WORK ORDER => Every line with the string "selected" should be copied from the data.

RECORD EXTRACTS =>
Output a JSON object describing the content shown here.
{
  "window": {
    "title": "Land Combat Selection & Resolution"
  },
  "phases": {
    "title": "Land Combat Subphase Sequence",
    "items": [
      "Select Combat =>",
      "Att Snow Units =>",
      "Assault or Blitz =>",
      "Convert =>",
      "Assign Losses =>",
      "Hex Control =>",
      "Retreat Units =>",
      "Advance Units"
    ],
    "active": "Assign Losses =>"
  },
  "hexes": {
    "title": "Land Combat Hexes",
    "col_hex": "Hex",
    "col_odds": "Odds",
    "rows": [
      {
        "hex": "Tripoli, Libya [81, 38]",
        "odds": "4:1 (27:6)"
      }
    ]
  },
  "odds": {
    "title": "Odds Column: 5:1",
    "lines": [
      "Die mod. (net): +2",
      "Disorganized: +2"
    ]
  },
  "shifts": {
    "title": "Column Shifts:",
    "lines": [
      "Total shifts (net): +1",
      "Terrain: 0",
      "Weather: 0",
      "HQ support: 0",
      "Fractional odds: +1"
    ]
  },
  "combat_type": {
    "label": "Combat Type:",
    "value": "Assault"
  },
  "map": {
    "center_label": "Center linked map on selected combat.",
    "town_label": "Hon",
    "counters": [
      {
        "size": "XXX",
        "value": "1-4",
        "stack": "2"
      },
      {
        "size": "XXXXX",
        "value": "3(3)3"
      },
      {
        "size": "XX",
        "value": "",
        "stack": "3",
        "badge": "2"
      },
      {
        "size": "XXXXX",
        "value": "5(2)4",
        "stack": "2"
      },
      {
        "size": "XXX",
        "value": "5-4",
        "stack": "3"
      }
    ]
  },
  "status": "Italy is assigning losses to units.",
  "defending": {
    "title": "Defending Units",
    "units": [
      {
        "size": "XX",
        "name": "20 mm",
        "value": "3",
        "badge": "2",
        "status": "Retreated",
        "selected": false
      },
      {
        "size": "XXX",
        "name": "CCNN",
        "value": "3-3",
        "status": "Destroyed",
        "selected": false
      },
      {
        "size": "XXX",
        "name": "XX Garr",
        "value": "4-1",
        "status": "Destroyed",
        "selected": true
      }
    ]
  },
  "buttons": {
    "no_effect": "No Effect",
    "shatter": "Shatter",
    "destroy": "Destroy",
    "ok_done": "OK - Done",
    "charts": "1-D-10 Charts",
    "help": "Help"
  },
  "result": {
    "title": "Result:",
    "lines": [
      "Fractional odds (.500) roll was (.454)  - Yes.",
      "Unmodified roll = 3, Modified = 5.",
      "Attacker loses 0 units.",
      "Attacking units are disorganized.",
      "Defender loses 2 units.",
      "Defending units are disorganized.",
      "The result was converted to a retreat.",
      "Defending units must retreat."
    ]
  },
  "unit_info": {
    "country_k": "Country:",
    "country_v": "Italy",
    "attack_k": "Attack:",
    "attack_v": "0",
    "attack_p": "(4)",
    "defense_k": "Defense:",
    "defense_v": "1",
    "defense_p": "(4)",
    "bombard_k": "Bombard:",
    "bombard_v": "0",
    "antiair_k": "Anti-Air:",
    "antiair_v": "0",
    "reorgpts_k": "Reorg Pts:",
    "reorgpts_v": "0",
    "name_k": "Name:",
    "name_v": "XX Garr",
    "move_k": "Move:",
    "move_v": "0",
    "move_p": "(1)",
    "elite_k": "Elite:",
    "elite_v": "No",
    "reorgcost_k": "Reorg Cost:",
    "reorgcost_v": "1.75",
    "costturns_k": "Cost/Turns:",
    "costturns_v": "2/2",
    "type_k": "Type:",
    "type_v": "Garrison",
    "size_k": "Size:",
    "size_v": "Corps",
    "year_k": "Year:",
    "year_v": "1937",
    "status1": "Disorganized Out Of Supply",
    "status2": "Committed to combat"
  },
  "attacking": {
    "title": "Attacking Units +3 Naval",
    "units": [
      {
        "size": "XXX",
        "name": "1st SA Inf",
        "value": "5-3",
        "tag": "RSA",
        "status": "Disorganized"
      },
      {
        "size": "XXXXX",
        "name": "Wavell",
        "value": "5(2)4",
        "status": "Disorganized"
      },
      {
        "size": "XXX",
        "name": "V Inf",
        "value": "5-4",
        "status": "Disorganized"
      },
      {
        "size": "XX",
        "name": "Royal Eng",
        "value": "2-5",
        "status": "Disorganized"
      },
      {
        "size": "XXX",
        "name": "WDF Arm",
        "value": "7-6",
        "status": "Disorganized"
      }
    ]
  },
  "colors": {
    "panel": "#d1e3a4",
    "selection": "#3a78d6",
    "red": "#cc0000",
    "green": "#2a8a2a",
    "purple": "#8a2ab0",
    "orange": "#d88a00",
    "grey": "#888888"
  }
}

YOUR RESPONSE =>
    "center_label": "Center linked map on selected combat.",
        "selected": false
        "selected": false
        "selected": true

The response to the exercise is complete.